It’s eight in the morning, and farmers with hand hoes and buckets have been here for two hours already, weeding and watering their plots before the heat of the day. Over 200 members of the Somali Bantu community of Lewiston, Maine, make the short drive out to Liberation Farms a few times each week to tend their crops. Visitors to our farm often comment on how few weeds they spot between stalks of corn. It’s not magic, we tell them: our farmers are constantly in friendly competition to see who can have the best-looking plot.
Like a large-scale community garden, Liberation Farms allows families to grow food for themselves. We want to feed our kids the foods that we grew up with in Somalia, like corn, greens, and goat meat. Working together, we can make this happen in a way we never could have individually. In 2020, support from community partners helped us move our farm operations onto a single property where we have room for everyone – and a herd of goats, too!
Many people in our community are supporting large families through hourly-wage jobs. Since high-quality produce is otherwise unaffordable for us, growing for ourselves at Liberation Farms is a path to financial savings and food independence. We also use the SNAP and WIC programs to give our community and others much-needed nourishment, boosting the health and cultural connections of younger generations.
Liberation Farms is also growing our Iskaashito program, through which farmers work together to sell vegetables at our farmers markets and farm stand. People beyond the Somali Bantu community are buying everything from cornmeal to tomatoes from us, and we encourage them to use food stamps to turn just a few dollars into a fresh basket of veggies.
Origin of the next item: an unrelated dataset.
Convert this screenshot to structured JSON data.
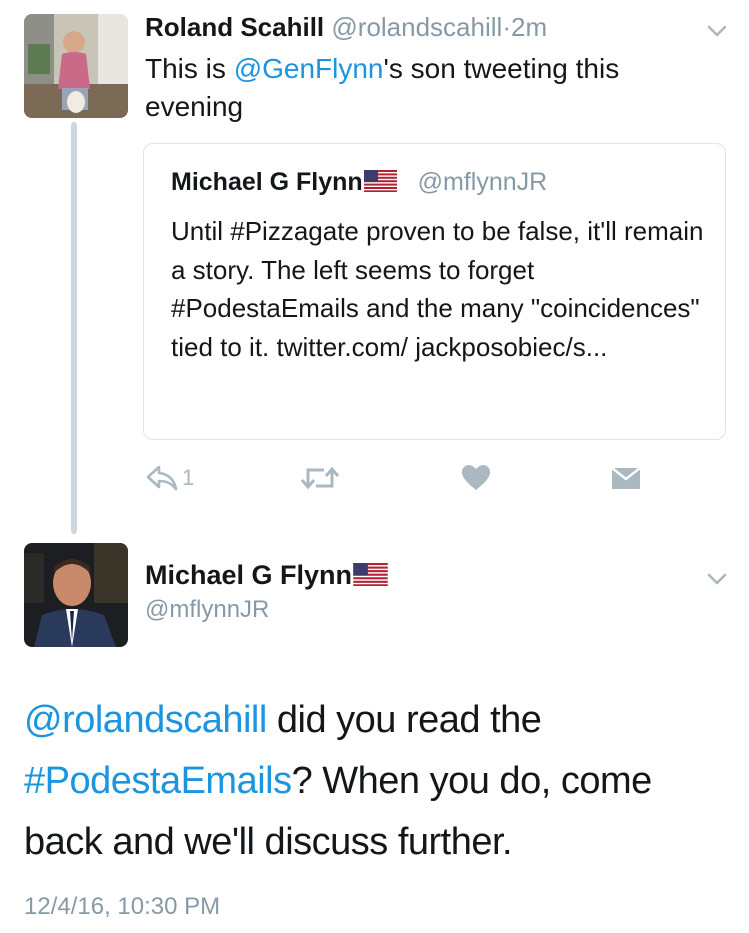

We are so excited to see what the future brings now that we have found a home here in Maine.